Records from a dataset
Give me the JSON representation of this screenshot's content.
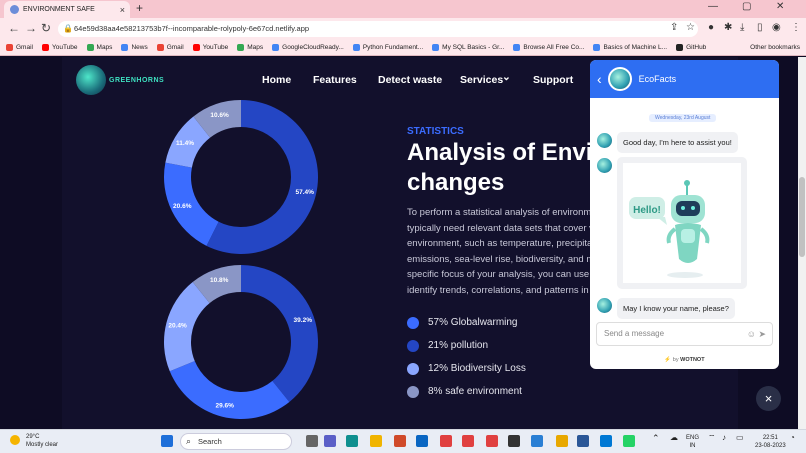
{
  "browser": {
    "tab_title": "ENVIRONMENT SAFE",
    "tab_close": "×",
    "new_tab": "+",
    "address": "64e59d38aa4e58213753b7f--incomparable-rolypoly-6e67cd.netlify.app",
    "bookmarks": [
      "Gmail",
      "YouTube",
      "Maps",
      "News",
      "Gmail",
      "YouTube",
      "Maps",
      "GoogleCloudReady...",
      "Python Fundament...",
      "My SQL Basics - Gr...",
      "Browse All Free Co...",
      "Basics of Machine L...",
      "GitHub"
    ],
    "all_bookmarks": "Other bookmarks"
  },
  "site": {
    "logo_text": "GREENHORNS",
    "nav": [
      "Home",
      "Features",
      "Detect waste",
      "Services",
      "Support"
    ],
    "services_caret": "⌄",
    "section_label": "STATISTICS",
    "headline_line1": "Analysis of Envi",
    "headline_line2": "changes",
    "paragraph_lines": [
      "To perform a statistical analysis of environm",
      "typically need relevant data sets that cover v",
      "environment, such as temperature, precipita",
      "emissions, sea-level rise, biodiversity, and m",
      "specific focus of your analysis, you can use",
      "identify trends, correlations, and patterns in"
    ],
    "legend": [
      {
        "label": "57% Globalwarming",
        "color": "#3b6cff"
      },
      {
        "label": "21% pollution",
        "color": "#2446c4"
      },
      {
        "label": "12% Biodiversity Loss",
        "color": "#8aa6ff"
      },
      {
        "label": "8% safe environment",
        "color": "#8a96c6"
      }
    ]
  },
  "chart_data": [
    {
      "type": "pie",
      "slices": [
        {
          "label": "57.4%",
          "value": 57.4,
          "color": "#2446c4"
        },
        {
          "label": "20.6%",
          "value": 20.6,
          "color": "#3b6cff"
        },
        {
          "label": "11.4%",
          "value": 11.4,
          "color": "#8aa6ff"
        },
        {
          "label": "10.6%",
          "value": 10.6,
          "color": "#8a96c6"
        }
      ]
    },
    {
      "type": "pie",
      "slices": [
        {
          "label": "39.2%",
          "value": 39.2,
          "color": "#2446c4"
        },
        {
          "label": "29.6%",
          "value": 29.6,
          "color": "#3b6cff"
        },
        {
          "label": "20.4%",
          "value": 20.4,
          "color": "#8aa6ff"
        },
        {
          "label": "10.8%",
          "value": 10.8,
          "color": "#8a96c6"
        }
      ]
    }
  ],
  "chat": {
    "back": "‹",
    "bot_name": "EcoFacts",
    "date": "Wednesday, 23rd August",
    "msg1": "Good day, I'm here to assist you!",
    "image_text": "Hello!",
    "msg2": "May I know your name, please?",
    "input_placeholder": "Send a message",
    "powered_prefix": "⚡ by",
    "powered_brand": "WOTNOT",
    "close": "×"
  },
  "taskbar": {
    "temp": "29°C",
    "weather": "Mostly clear",
    "search": "Search",
    "lang1": "ENG",
    "lang2": "IN",
    "time": "22:51",
    "date": "23-08-2023"
  }
}
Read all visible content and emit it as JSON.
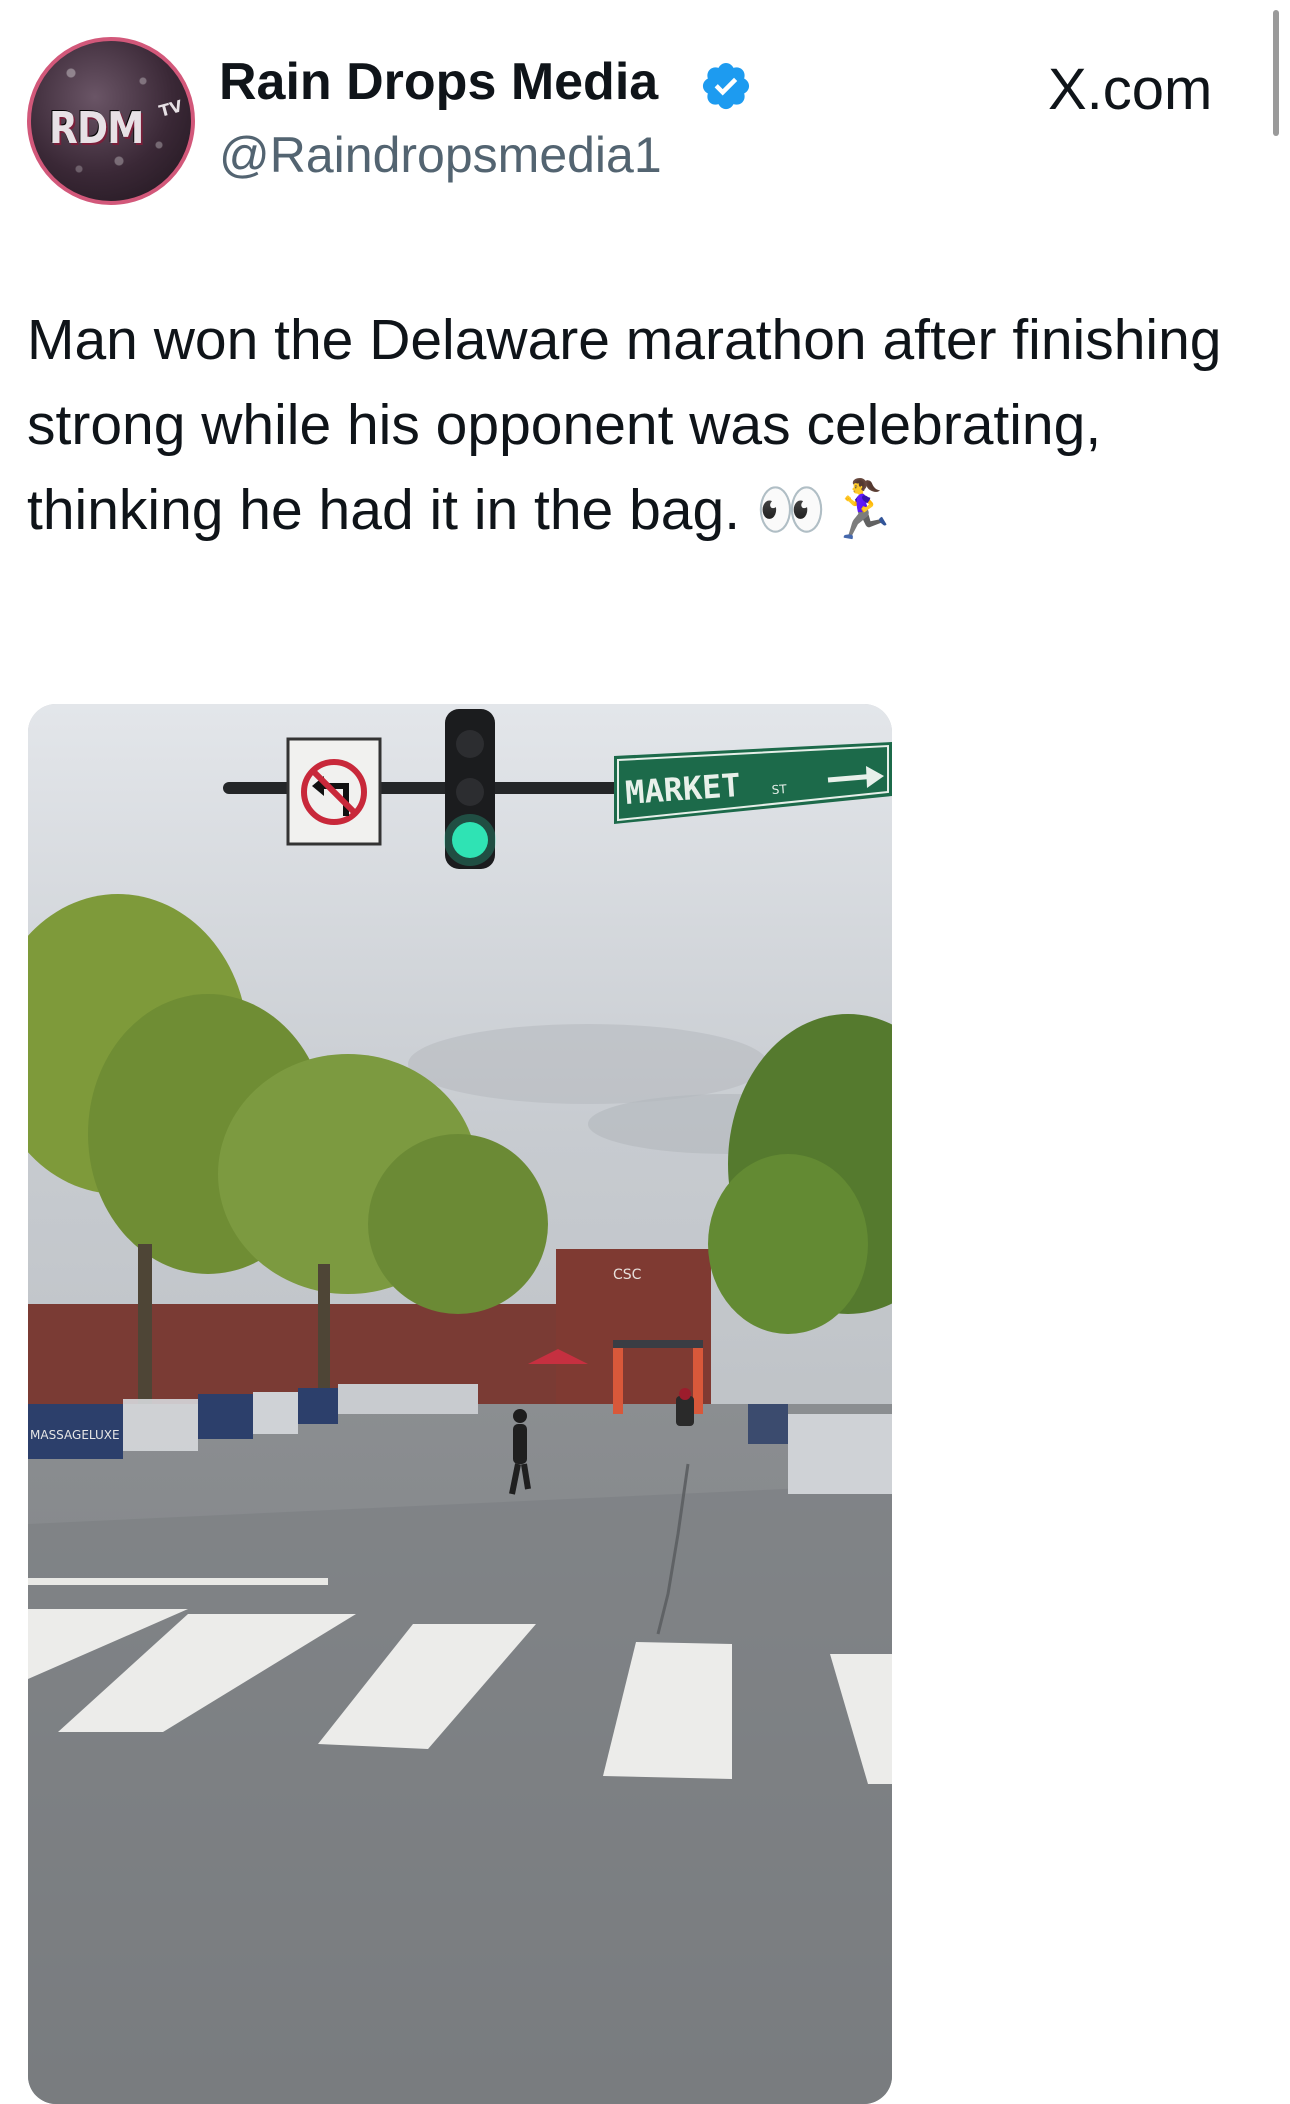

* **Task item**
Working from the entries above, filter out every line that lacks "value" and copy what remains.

* **Solved exercise**
          "value": 57.4,
          "value": 20.6,
          "value": 11.4,
          "value": 10.6,
          "value": 39.2,
          "value": 29.6,
          "value": 20.4,
          "value": 10.8,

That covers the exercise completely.